Enhancement of tyrosine hydroxylase expression by Cordyceps militaris
- 53 Downloads
Cordyceps militaris is a popular medicinal mushroom, and has received extensive attention for medical application because of its various physiological activities. However, there is limited information about the function of Cordyceps militaris on dopaminergic system. This study has attempted to evaluate the effect of cultured fruiting bodies of Cordyceps militaris extract (CME) on the expression of the tyrosine hydroxylase (TH) gene in PC12 cells and rat brain and stomach. Related mRNA levels were determined by the RT-PCR. Protein levels were measured by Western blot and immunohistochemistry. Our results demonstrated CME induced TH gene expression both in vitro and in vivo. Treatment of 10 µg/ml and 20 mg/kg CME to PC12 cells and rat cells yielded significant increases of TH protein levels. Significantly, TH immunoreactive neurons were detected not only in the brain but also in the stomach. TH-immunohistochemical staining was markedly enhanced in animals treated with CME compared to those in the untreated control. These results suggest that CME can upregulate the dopaminergic (DArgic) system, and may contribute to neuroprotection in neurodegenerative diseases.
KeywordsCordyceps militaris Tyrosine hydroxylase Parkinson’s disease Dopaminergic neuron
Unable to display preview. Download preview PDF.
- Sierpinska A., Towards an integrated management of Dendrolimus pini L., Proceedings: Population dynamics, impacts, and integrated management of forest defoliation insects, USDA forest service general technical report NE, 1998, 247, 129–142Google Scholar
- Seldin D., Urbano S.L.A., McCaffrey F., Foss R., Phase I trial of cordycepin and deoxycoformycin in TdT-positive acute leukemia, Blood, 1997, 90, 246Google Scholar
- Theofilopoulos S., Goggi J., Riaz S.S., Jauniaux E., Stern G.M., Bradford H.F., Parallel induction of the formation of dopamine and its metabolites with induction of tyrosine hydroxylase expression in foetal rat and human cerebral cortical cells by brain-derived neurotrophic factor and glial-cell derived neurotrophic factor, Brain Res. Dev. Brain Res., 2001, 127, 111–122CrossRefPubMedGoogle Scholar
- Lopez-Toledano M.A., Redondo C., Lobo M.V., Reimers D., Herranz A.S., Paino C.L., et al., Tyrosine hydroxylase induction by basic fibroblast growth factor and cyclic AMP analogs in striatal neural stem cells: role of ERK1/ERK2 mitogen-activated protein kinase and protein kinase C, J. Histochem. Cytochem., 2004, 52, 1177–1189CrossRefPubMedGoogle Scholar

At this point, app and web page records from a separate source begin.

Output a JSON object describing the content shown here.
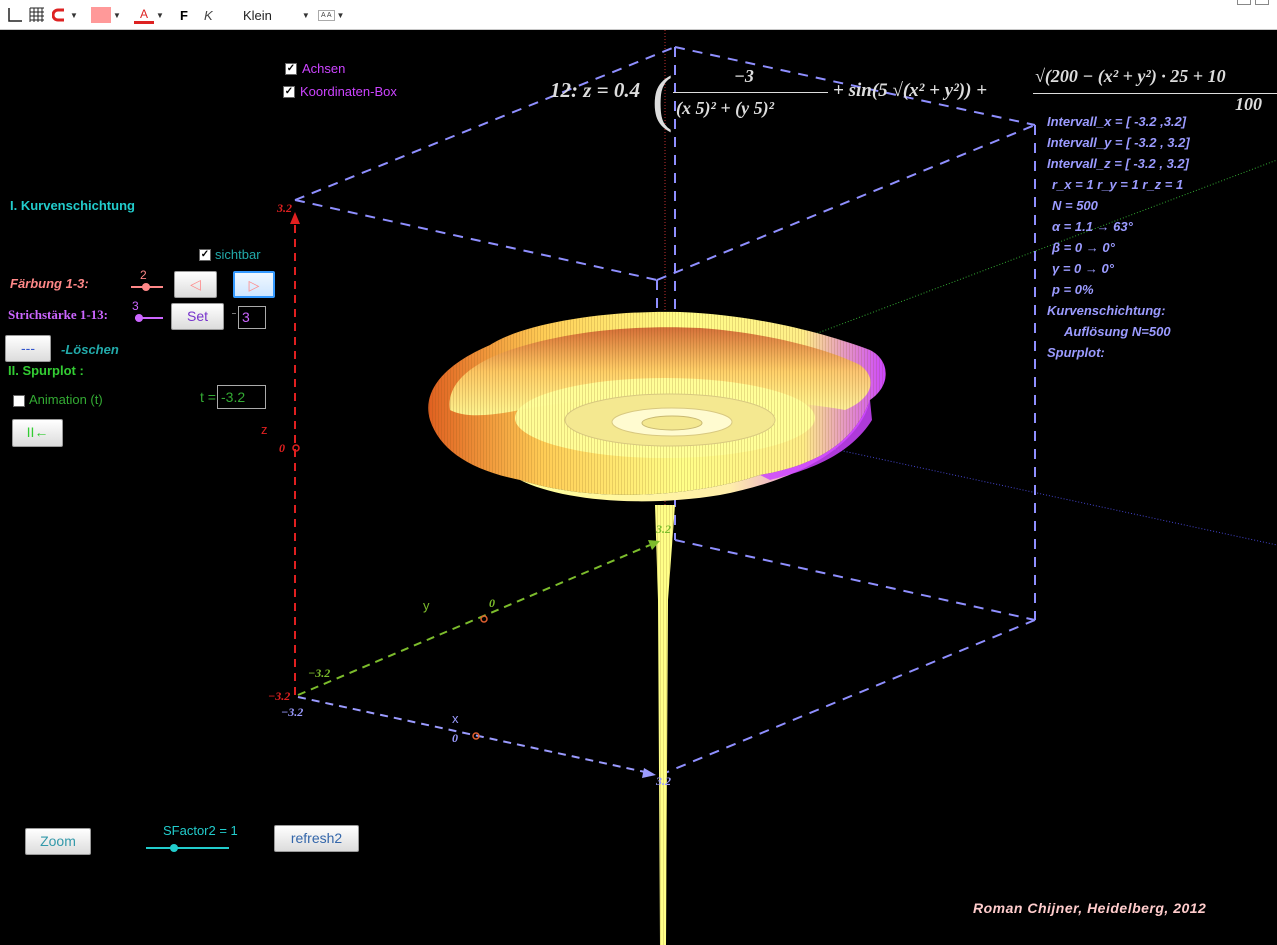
{
  "toolbar": {
    "bold_label": "F",
    "italic_label": "K",
    "size_label": "Klein",
    "size_small_label": "A A"
  },
  "controls": {
    "achsen_label": "Achsen",
    "koordinaten_box_label": "Koordinaten-Box",
    "section1_title": "I. Kurvenschichtung",
    "sichtbar_label": "sichtbar",
    "faerbung_label": "Färbung 1-3:",
    "faerbung_value": "2",
    "prev_button": "◁",
    "next_button": "▷",
    "strichstaerke_label": "Strichstärke 1-13:",
    "strichstaerke_value": "3",
    "set_button": "Set",
    "set_input_value": "3",
    "loeschen_button": "---",
    "loeschen_label": "-Löschen",
    "section2_title": "II. Spurplot :",
    "animation_label": "Animation (t)",
    "t_label": "t =",
    "t_value": "-3.2",
    "reset_button": "II←",
    "zoom_button": "Zoom",
    "sfactor_label": "SFactor2 = 1",
    "refresh_button": "refresh2"
  },
  "formula": {
    "prefix": "12: z = 0.4",
    "numerator1": "−3",
    "denominator1": "(x 5)² + (y 5)²",
    "middle": "+ sin(5 √(x² + y²)) +",
    "numerator2": "√(200 − (x² + y²) · 25 + 10",
    "denominator2": "100"
  },
  "info": {
    "intervall_x": "Intervall_x = [ -3.2 ,3.2]",
    "intervall_y": "Intervall_y = [ -3.2 , 3.2]",
    "intervall_z": "Intervall_z = [ -3.2 , 3.2]",
    "r_values": "r_x = 1  r_y = 1  r_z = 1",
    "n": "N = 500",
    "alpha": "α = 1.1 → 63°",
    "beta": "β = 0 → 0°",
    "gamma": "γ = 0 → 0°",
    "p": "p = 0%",
    "kurven": "Kurvenschichtung:",
    "aufloesung": "Auflösung N=500",
    "spurplot": "Spurplot:"
  },
  "axes": {
    "z_top": "3.2",
    "z_zero": "0",
    "z_label": "z",
    "z_bottom": "−3.2",
    "y_label": "y",
    "y_zero": "0",
    "y_neg": "−3.2",
    "y_pos": "3.2",
    "x_label": "x",
    "x_zero": "0",
    "x_neg": "−3.2",
    "x_pos": "3.2"
  },
  "credit": "Roman Chijner, Heidelberg, 2012",
  "colors": {
    "axes_label": "#cc44ff",
    "section1": "#22cccc",
    "faerbung": "#ff8888",
    "strich": "#cc66ff",
    "section2": "#33cc33",
    "info": "#9b9bff",
    "box": "#8f8fff",
    "surface_yellow": "#ffff88",
    "surface_orange": "#e06020",
    "surface_violet": "#cc44ff",
    "credit": "#ffcccc"
  }
}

- Nagamoto-Coombs K., Piech K.M., Best J.A., Sun B., Tank A.W., Tyrosine hydroxylase gene promoter activity is regulated by both cyclic AMP-responsive element and AP1 sites following calcium influx, Evidence for cyclic amp-responsive element binding protein-independent regulation, J. Biol. Chem., 1997, 272, 6051–6058CrossRefGoogle Scholar
- Kim K.S., Lee M.K., Carroll J., Joh T.H., Both the basal and inducible transcription of the tyrosine hydroxylase gene are dependent upon a cAMP response element, J. Biol. Chem.,1993, 25, 15689–15695Google Scholar
- Wood J.D., Enteric nervous system: Physiology, Encyclopedia of Neuroscience, Elsevier, 2009, 1103–1113Google Scholar
- Li Z.S., Schmauss C., Cuenca A., Ratcliffe E., Gershon M.D., Physiological modulation of intestinal motility by enteric dopaminergic neurons and the D2 receptor: analysis of dopamine receptor expression, location, development, and function in wild-type and knock-out mice, J. Neurosci., 2006, 26, 2798–2807CrossRefPubMedGoogle Scholar